Synopsis: Juna Ariyoshi was just an ordinary teenager... until she dies in a motorcycle accident. As Juna's spirit floats farther and farther away from her body, a mysterious being named Chris gives her a choice. If Juna agrees to fight the Raaja which threatens to destroy the earth, Chris would save her life. Desperate for another chance to live, Juna agrees without fully understanding the implications of her decision.
Review: The first time I read about Arjuna was sometime back in early 2002. I was very excited about the prospect of another masterpiece in the tradition of my favorite anime series "The Vision of Escaflowne", to be brought about by combining Shoji Kawamori's directorial talents and Yoko Kanno's musical genius once more. The good news is, Arjuna is certainly a unique series and I've never seen anything like it. The bad news is, the whole viewing experience can be likened to one excruciatingly long and boring ecological lecture.
The first episode was exciting enough. Juna dies in an accident, she's faced with a choice between life and death, etc etc. The basics are established and we are presented with a very interesting situation, the type that would normally make you want to see the next episode as soon as possible. Arjuna's main problem is it never quite gets past the basics. All the episodes that follow the first are repetitious, always preaching about pollution and other environmental problems caused by civilization but never really clarifying what our heroine needs to do. It got to a point where Juna couldn't even eat a burger because she sees how it was processed with chemicals and such as soon as she touches it. She can't drink canned juice because she sees how pesticides had been used on the fruits as they grew on the fields. These changes frustrate Juna, more so her loved ones. It made me wonder how she could possibly continue living in the city. Juna's savior and mentor Chris is of no help, forever spouting cryptic remarks about the earth, humanity, and Juna's supposed objectives. All the ecological lectures and "one with nature and everything" talk got on my nerves even before I was halfway through the series. Soap opera-ish elements such as family problems and a love triangle are present as well, not that it really matters.
Then there's the Raaja, the bane of the earth and Juna's existence. It is never clearly explained what the Raaja is, but from what I make of it it's supposedly the result of mankind's abuse of the earth. Raaja eats away at everything it touches, causing sickness and destruction wherever it materializes. Raaja takes on the form of tentacles and Arjuna has to stop it from wreaking havoc, although according to Chris she isn't supposed to kill it. I guess the Raaja is their way of depicting the consequences of human advancement, over-exaggerated and at times somewhat silly as it would appear.
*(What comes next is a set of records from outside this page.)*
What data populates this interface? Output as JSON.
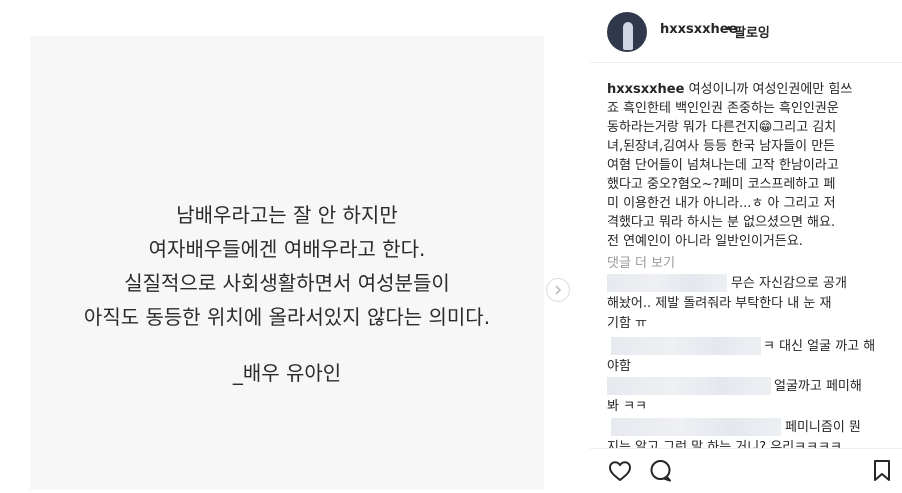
{
  "post": {
    "quote_lines": [
      "남배우라고는 잘 안 하지만",
      "여자배우들에겐 여배우라고 한다.",
      "실질적으로 사회생활하면서 여성분들이",
      "아직도 동등한 위치에 올라서있지 않다는 의미다."
    ],
    "quote_author": "_배우 유아인"
  },
  "header": {
    "username": "hxxsxxhee",
    "separator": "•",
    "follow_label": "팔로잉"
  },
  "caption": {
    "username": "hxxsxxhee",
    "lines": [
      " 여성이니까 여성인권에만 힘쓰",
      "죠 흑인한테 백인인권 존중하는 흑인인권운",
      "동하라는거랑 뭐가 다른건지😁그리고 김치",
      "녀,된장녀,김여사 등등 한국 남자들이 만든",
      "여혐 단어들이 넘쳐나는데 고작 한남이라고",
      "했다고 중오?혐오~?페미 코스프레하고 페",
      "미 이용한건 내가 아니라...ㅎ 아 그리고 저",
      "격했다고 뭐라 하시는 분 없으셨으면 해요.",
      "전 연예인이 아니라 일반인이거든요."
    ]
  },
  "comments": {
    "view_more_label": "댓글 더 보기",
    "items": [
      {
        "lines": [
          "무슨 자신감으로 공개",
          "해놨어.. 제발 돌려줘라 부탁한다 내 눈 재",
          "기함 ㅠ"
        ]
      },
      {
        "lines": [
          "ㅋ 대신 얼굴 까고 해",
          "야함"
        ]
      },
      {
        "lines": [
          "얼굴까고 페미해",
          "봐 ㅋㅋ"
        ]
      },
      {
        "lines": [
          "페미니즘이 뭔",
          "지는 알고 그런 말 하는 거니? 우리ㅋㅋㅋㅋ"
        ]
      }
    ]
  },
  "icons": {
    "like": "heart-icon",
    "comment": "comment-icon",
    "save": "bookmark-icon",
    "next": "chevron-right-icon"
  }
}
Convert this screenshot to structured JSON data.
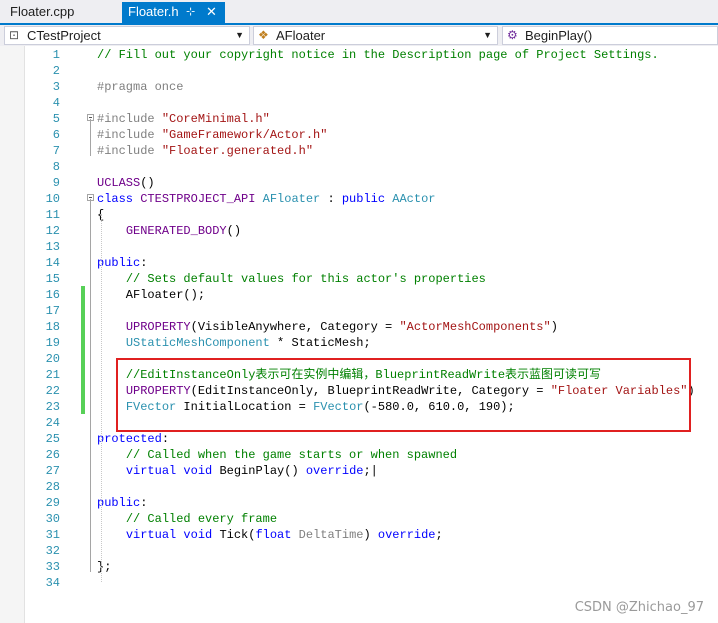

Needless to say, Arjuna takes the concept of environmental decline to the extreme.
The art and animation can be considered excellent, with its smooth mix of cel animation, computer imagery, and live-action footages. I was not too fond of the character designs though, especially Juna's. The normal Juna looks plain, but the transformed powered-up Juna looks plain freaky. The enthralling music suits the series perfectly, which is no surprise since the great Yoko Kanno is the one behind it.
Given my high expectations, I was disappointed by Arjuna. Now I'm all for environmental concern and I understand the good motives that came with the series' creation, but it kept on stuffing the same message down my throat episode after episode. I was sick of Arjuna by the time I reached the ending, which was as vague as a lot of the plot points were. I wouldn't call it a bad series though, just redundant and overdone as hell.